“O Aunty,” he cried, “do you think I shall ever see them again? I have been so wicked, and so little grateful for all their love. O, I wish I had thought at Roslyn how soon I was to lose them.”
“Yes, dearest,” said Mrs. Trevor, “I have no doubt we shall all meet again soon. Your father is only going for five years, you know, and that will not seem very long. And then they will be writing continually to us, and we to them. Think, Eric, how gladdened their hearts will be to hear that you and Vernon are good boys, and getting on well.”
“O, I will be a better boy, I will indeed,” said Eric; “I mean to do great things, and they shall have nothing but good reports of me.”
“God helping you, dear,” said his aunt, pushing back his hair from his forehead, and kissing it softly; “without his help, Eric, we are all weak indeed.”
She sighed. But how far deeper her sigh would have been had she known the future. Merciful is the darkness that shrouds it from human eyes!
ERIC A BOARDER
“We were, fair
Two lads that thought there was no more behind,
But such a day to-morrow as to-day,
And to be boy eternal.”—WINTER’S TALE, i. 2.
The holidays were over.

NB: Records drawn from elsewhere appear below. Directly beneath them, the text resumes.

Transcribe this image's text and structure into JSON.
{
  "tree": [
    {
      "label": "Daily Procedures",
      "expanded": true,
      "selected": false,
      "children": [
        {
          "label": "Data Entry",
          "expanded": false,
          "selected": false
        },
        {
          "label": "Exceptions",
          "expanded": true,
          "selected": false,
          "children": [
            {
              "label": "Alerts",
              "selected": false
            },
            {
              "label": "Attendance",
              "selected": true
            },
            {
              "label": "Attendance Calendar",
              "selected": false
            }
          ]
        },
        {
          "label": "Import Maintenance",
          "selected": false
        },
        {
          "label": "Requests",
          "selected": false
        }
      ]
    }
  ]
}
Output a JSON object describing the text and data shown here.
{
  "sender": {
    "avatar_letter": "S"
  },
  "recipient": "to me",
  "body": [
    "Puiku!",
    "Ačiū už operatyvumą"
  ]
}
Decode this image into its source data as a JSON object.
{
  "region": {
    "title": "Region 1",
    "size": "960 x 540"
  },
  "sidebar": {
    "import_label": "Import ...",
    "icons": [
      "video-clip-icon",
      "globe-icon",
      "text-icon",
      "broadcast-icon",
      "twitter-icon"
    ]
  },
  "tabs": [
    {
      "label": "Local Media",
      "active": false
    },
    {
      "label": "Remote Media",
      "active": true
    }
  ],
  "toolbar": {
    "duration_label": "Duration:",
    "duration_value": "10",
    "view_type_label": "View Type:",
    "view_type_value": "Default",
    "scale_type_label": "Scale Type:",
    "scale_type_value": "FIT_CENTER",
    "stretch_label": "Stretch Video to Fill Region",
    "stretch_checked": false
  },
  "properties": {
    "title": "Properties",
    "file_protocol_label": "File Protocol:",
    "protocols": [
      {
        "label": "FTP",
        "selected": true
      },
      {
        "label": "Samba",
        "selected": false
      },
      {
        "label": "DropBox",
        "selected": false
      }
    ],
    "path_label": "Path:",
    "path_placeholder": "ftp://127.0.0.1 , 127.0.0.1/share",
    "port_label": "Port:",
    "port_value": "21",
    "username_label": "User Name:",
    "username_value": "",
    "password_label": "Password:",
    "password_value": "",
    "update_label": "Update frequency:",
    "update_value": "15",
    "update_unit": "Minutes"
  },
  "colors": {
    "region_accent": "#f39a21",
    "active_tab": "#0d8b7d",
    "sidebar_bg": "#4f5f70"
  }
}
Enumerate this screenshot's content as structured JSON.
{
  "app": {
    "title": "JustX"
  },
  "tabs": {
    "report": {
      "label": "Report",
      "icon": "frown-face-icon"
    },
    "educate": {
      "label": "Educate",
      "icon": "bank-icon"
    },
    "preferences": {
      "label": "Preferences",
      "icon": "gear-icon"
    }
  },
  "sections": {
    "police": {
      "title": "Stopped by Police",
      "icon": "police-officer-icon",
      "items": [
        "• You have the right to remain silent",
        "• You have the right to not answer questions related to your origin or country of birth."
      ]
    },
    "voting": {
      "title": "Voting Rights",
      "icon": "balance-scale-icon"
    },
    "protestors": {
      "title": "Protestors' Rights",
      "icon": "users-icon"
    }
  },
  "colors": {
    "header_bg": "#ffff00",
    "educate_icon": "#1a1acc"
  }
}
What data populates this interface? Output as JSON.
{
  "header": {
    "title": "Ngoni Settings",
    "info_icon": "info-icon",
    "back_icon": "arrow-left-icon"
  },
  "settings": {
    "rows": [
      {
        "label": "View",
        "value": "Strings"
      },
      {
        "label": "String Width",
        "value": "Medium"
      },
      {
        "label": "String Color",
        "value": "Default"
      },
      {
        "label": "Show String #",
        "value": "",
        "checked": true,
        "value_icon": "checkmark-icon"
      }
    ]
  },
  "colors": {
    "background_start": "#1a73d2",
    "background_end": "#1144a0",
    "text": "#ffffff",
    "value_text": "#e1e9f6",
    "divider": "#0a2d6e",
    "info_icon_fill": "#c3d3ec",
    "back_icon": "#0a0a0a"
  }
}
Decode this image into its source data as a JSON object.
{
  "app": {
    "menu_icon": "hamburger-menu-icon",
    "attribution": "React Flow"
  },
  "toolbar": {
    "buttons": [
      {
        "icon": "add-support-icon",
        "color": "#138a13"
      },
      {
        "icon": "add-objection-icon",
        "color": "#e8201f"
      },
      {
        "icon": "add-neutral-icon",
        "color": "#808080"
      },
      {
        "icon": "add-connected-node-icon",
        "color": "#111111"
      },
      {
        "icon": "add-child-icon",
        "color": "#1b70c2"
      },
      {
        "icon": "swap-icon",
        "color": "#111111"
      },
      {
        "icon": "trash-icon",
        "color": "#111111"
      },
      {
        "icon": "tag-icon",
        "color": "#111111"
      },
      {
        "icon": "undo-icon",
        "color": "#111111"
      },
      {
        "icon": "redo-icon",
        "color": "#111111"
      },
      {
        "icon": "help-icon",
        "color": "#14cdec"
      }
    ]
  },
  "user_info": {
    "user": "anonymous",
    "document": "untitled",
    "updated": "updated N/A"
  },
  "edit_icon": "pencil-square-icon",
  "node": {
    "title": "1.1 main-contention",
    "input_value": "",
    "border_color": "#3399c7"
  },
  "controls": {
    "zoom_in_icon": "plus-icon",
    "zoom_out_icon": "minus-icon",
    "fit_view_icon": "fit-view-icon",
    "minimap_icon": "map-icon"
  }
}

Vernon was to have a tutor at Fairholm, and Eric was to return alone, and be received into Dr. Rowlands’ house.
As he went on board the steam-packet, he saw numbers of the well-known faces on deck, and merry voices greeted him.
“Hallo, Williams! here you are at last,” said Duncan, seizing his hand. “How have you enjoyed the holidays? It’s so jolly to see you again.”
“So you’re coming as a boarder,” said Montagu, “and to our noble house, too. Mind you stick up for it, old fellow. Come along, and let’s watch whether the boats are bringing any more fellows; we shall be starting in a few minutes.”
“Ha! there’s Russell,” said Eric, springing to the gangway, and warmly shaking his friend’s hand as he came on board.
“Have your father and mother gone, Eric?” said Russell, after a few minutes’ talk.
“Yes,” said Eric, turning away his head, and hastily brushing his eyes. “They are on their way back to India.”
“I’m so sorry,” said Russell; “I don’t think anyone has ever been so kind to me as they were.”
“And they loved you, Edwin, dearly, and told me, almost the last thing, that they hoped we should always be friends. Stop! they gave me something for you.” Eric opened his carpet-bag, and took out a little box carefully wrapped up, which he gave to Russell. It contained a pretty silver watch, and inside the case was engraved—“Edwin Russell, from the mother of his friend Eric.”